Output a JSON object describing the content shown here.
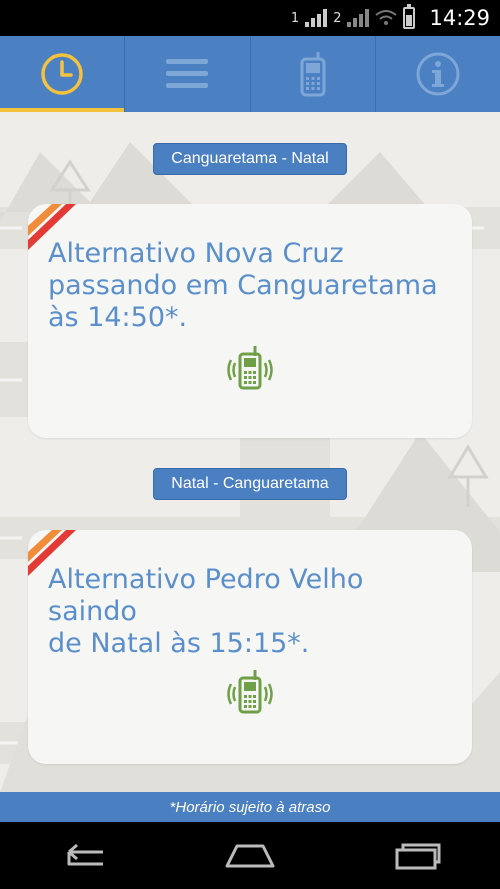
{
  "status_bar": {
    "sim1": "1",
    "sim2": "2",
    "time": "14:29"
  },
  "nav_tabs": [
    {
      "icon": "clock-icon",
      "active": true
    },
    {
      "icon": "menu-icon",
      "active": false
    },
    {
      "icon": "phone-icon",
      "active": false
    },
    {
      "icon": "info-icon",
      "active": false
    }
  ],
  "routes": [
    {
      "label": "Canguaretama - Natal",
      "card_lines": [
        "Alternativo Nova Cruz",
        "passando em Canguaretama",
        "às 14:50*."
      ]
    },
    {
      "label": "Natal - Canguaretama",
      "card_lines": [
        "Alternativo Pedro Velho saindo",
        "de Natal às 15:15*."
      ]
    }
  ],
  "footer_note": "*Horário sujeito à atraso",
  "colors": {
    "primary": "#4a7fc1",
    "accent": "#f4c23d",
    "card_text": "#5b8fcb",
    "phone_green": "#6fa047"
  }
}
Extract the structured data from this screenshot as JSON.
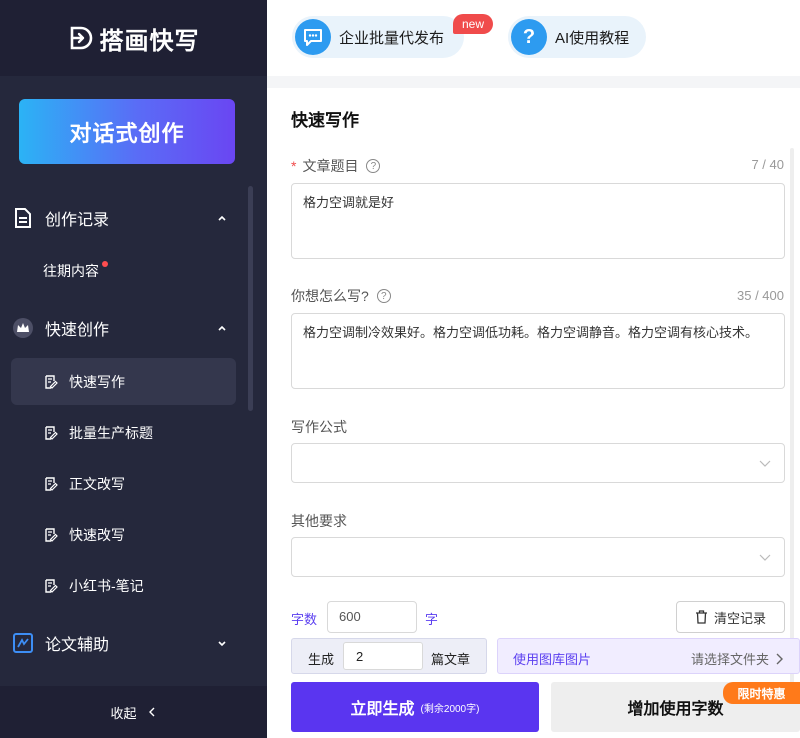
{
  "brand": {
    "name": "搭画快写"
  },
  "sidebar": {
    "dialog_button": "对话式创作",
    "groups": [
      {
        "label": "创作记录",
        "icon": "document-icon",
        "items": [
          {
            "label": "往期内容",
            "dot": true
          }
        ]
      },
      {
        "label": "快速创作",
        "icon": "crown-icon",
        "items": [
          {
            "label": "快速写作",
            "active": true
          },
          {
            "label": "批量生产标题"
          },
          {
            "label": "正文改写"
          },
          {
            "label": "快速改写"
          },
          {
            "label": "小红书-笔记"
          }
        ]
      },
      {
        "label": "论文辅助",
        "icon": "paper-icon",
        "items": []
      }
    ],
    "collapse_label": "收起"
  },
  "topbar": {
    "enterprise_label": "企业批量代发布",
    "new_badge": "new",
    "tutorial_label": "AI使用教程",
    "tutorial_icon_text": "?"
  },
  "form": {
    "title": "快速写作",
    "article_title": {
      "label": "文章题目",
      "counter": "7 / 40",
      "value": "格力空调就是好"
    },
    "how_to_write": {
      "label": "你想怎么写?",
      "counter": "35 / 400",
      "value": "格力空调制冷效果好。格力空调低功耗。格力空调静音。格力空调有核心技术。"
    },
    "formula": {
      "label": "写作公式",
      "value": ""
    },
    "other": {
      "label": "其他要求",
      "value": ""
    },
    "word_count": {
      "label": "字数",
      "value": "600",
      "unit": "字"
    },
    "clear_button": "清空记录",
    "generate": {
      "label_before": "生成",
      "value": "2",
      "label_after": "篇文章"
    },
    "library": {
      "label": "使用图库图片",
      "placeholder": "请选择文件夹"
    },
    "generate_button": {
      "label": "立即生成",
      "remaining": "(剩余2000字)"
    },
    "add_words_button": "增加使用字数",
    "promo_badge": "限时特惠"
  },
  "colors": {
    "sidebar_bg": "#25283c",
    "accent": "#5a35f0",
    "promo": "#ff7a1a"
  }
}
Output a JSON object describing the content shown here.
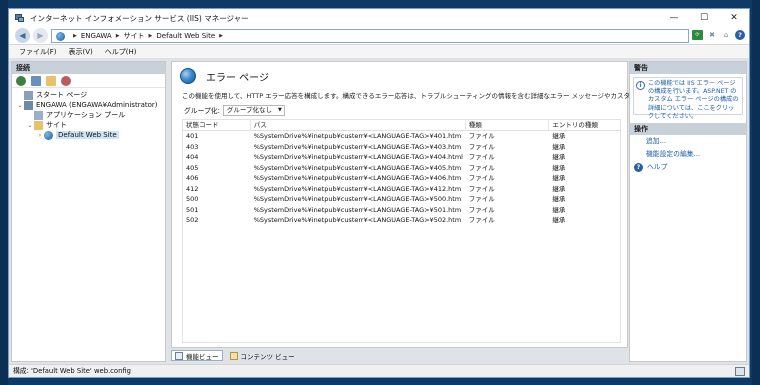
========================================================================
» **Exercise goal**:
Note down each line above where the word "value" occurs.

» **Solution to this task**:
      "value": "格力空调就是好"
      "value": "格力空调制冷效果好。格力空调低功耗。格力空调静音。格力空调有核心技术。"
      "value": ""
      "value": ""
      "value": "600",
      "value": "2",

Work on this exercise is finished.